At the rally, members of the youth council as well as other area students will speak.

All Natchez residents are invited to join the rally, youth council members said.

&uot;If people don’t come that means they don’t think racism is a problem and they don’t think we need to do something about it,&uot; said Rene\u00E9 Davis of Natchez High School as she pointed to a statement on the flier for the event: &uot;Your presence is your statement.&uot;

In the morning, several members of the youth council will volunteer at the NAPAC Museum for Afro-American Culture, arranging displays and cataloguing items.

But the Mayor’s Youth Council isn’t the only group tackling a tough problem head on.

The city’s Ruritan clubs, which last year won The Natchez Democrat’s Make a Difference Day award, will have a full slate of activities, from collecting canned goods and clothing for the needy to delivering dinners to seniors.

Ruritan’s schedule includes collecting canned goods; selling barbecue plates to raise money for the homeless and for Crime Stoppers; and delivery of dinners to sick and shut-in senior citizens of Louisiana.

The group’s goal is to raise $1,000 for school uniforms and collect $1,000 for Crime Stoppers. Members also hope to collect more than 500 canned food items and clothing items for Front Store Mission in Ferriday.

Residents are invited to join the Ruritan clubs’ effort.

New Hope Vision Center, meanwhile, is inviting people to join its effort to clean and remodel a building that will be home to the Freely for the Needy Clothing Closet and the Lord’s Food Pantry. The Clothing Closet gives clothing to needy families, while the Lord’s Food Pantry provides food to families in need.

Two school groups will also take part in Make a Difference Day projects, although the students do not need extra community volunteers.

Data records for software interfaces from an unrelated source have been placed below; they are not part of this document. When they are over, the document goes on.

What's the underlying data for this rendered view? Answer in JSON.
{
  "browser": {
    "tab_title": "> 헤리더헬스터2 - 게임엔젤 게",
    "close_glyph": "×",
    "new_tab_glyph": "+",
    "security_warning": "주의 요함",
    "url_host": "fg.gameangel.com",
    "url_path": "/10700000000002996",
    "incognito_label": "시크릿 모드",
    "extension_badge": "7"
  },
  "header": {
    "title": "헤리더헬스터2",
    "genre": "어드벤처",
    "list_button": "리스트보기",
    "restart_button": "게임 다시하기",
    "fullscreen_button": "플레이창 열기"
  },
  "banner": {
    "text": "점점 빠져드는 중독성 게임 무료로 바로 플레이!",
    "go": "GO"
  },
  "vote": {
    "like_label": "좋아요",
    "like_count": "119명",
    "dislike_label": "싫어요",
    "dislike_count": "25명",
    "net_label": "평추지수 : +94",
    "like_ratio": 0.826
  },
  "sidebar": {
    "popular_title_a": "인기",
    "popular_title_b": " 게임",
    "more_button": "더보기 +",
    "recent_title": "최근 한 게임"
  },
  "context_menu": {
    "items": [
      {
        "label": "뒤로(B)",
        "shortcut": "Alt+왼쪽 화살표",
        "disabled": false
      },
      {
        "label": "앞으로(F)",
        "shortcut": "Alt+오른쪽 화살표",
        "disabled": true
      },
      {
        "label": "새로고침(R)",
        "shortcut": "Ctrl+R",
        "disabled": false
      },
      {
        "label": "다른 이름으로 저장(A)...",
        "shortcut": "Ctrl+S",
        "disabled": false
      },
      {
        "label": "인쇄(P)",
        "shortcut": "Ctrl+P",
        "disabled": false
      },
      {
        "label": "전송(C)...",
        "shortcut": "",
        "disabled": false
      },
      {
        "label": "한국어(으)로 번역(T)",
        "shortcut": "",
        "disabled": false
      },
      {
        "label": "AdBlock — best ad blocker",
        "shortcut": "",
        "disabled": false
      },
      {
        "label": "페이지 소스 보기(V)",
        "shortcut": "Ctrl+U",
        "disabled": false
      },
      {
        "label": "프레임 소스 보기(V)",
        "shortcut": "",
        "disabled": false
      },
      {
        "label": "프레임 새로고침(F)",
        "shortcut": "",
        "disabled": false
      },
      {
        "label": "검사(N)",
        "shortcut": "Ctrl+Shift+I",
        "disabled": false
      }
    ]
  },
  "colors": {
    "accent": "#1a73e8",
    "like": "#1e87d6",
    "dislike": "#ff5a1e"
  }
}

Central Alternative School students and faculty are collecting canned food items, which they will deliver to the Stewpot. Central students are stopping with Make a Difference Day, however; once a month they will volunteer to serve the noon meal at the Stewpot.

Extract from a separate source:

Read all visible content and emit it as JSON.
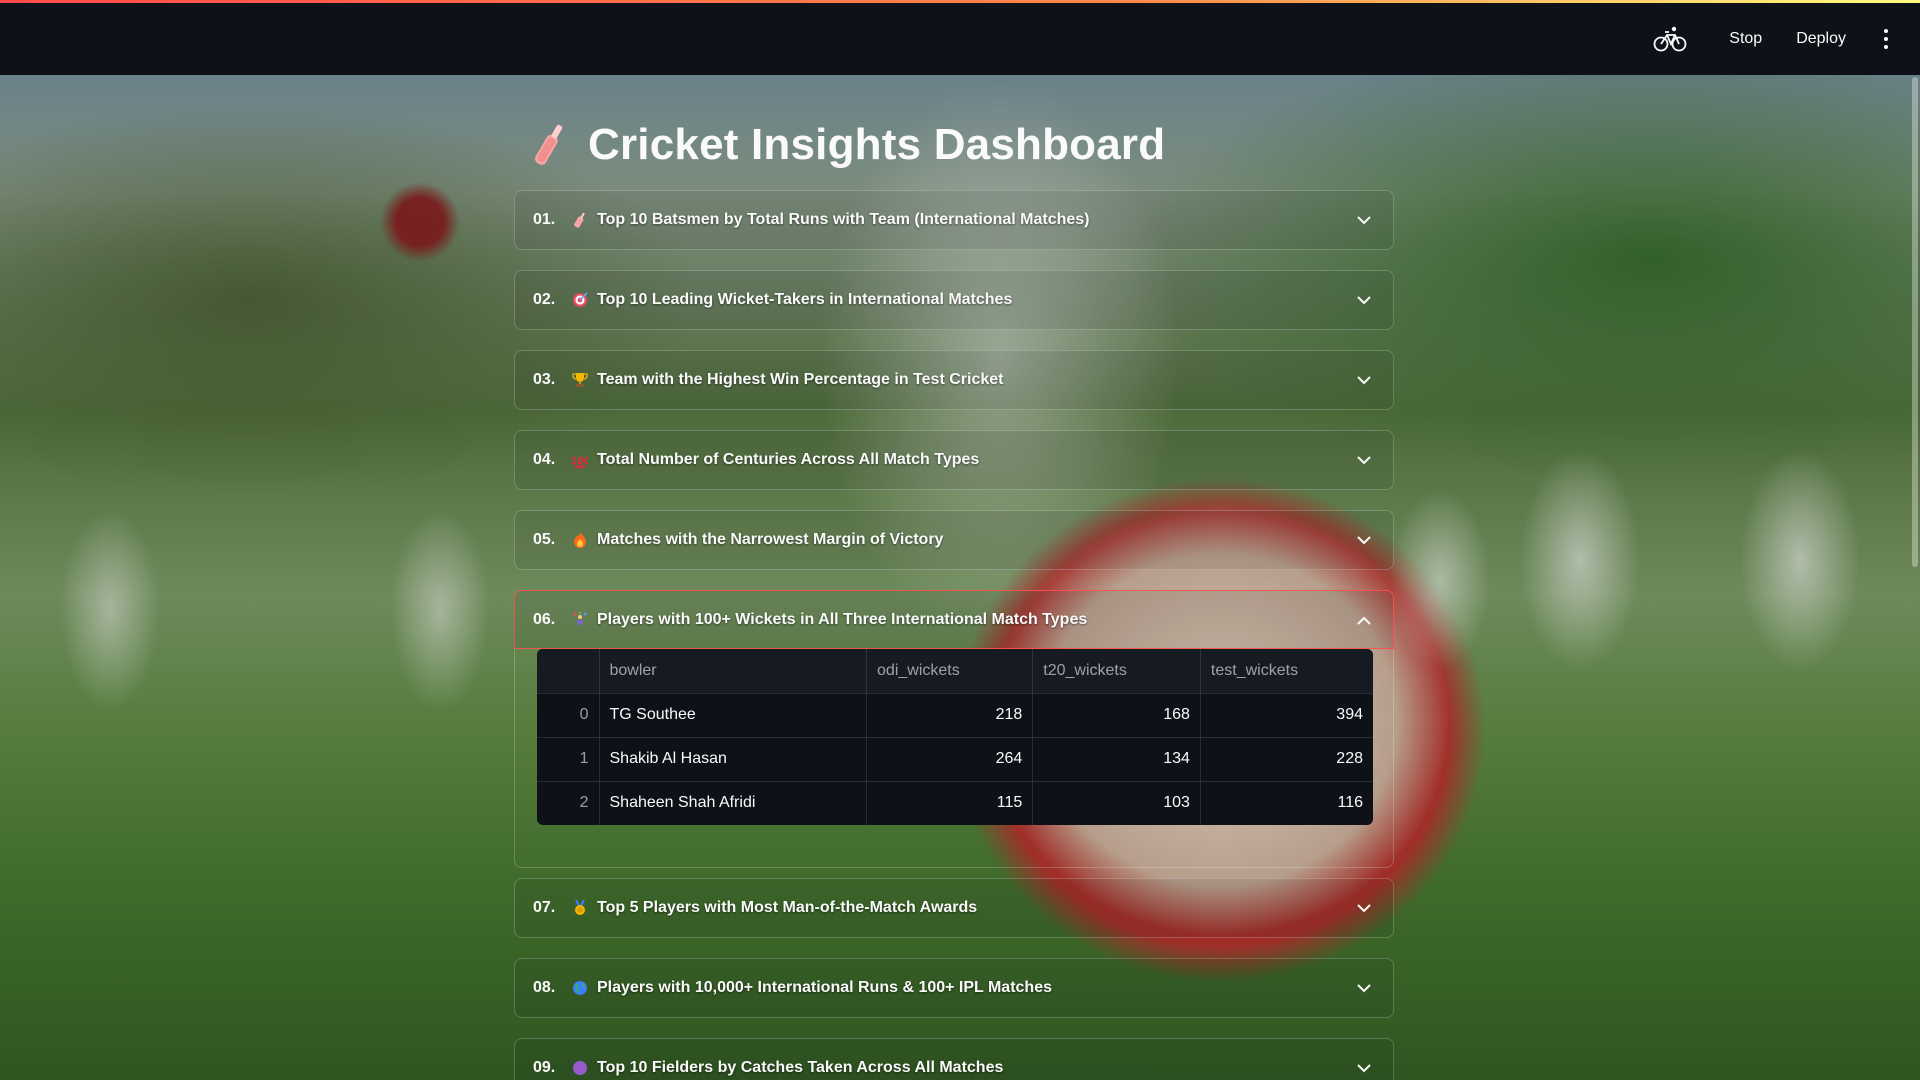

On Saturday, Central students will visit the residents of the Adams County Nursing Home, where the school choir will sing and students will give gifts to the residents.

Morgantown Elementary School’s Junior Beta Club will sponsor a Cohesiveness Day Saturday for faculty and staff. The goal of the lunch, which includes musical entertainment, is to allow the faculty and staff to get to know each other so that they can better serve the students.

Beta Club sponsor Barbara Winston said Make a Difference Day fits the club’s motto: &uot;Let us lead by serving others.&uot;

For more information about Make a Difference Day, visit the organization’s Web site at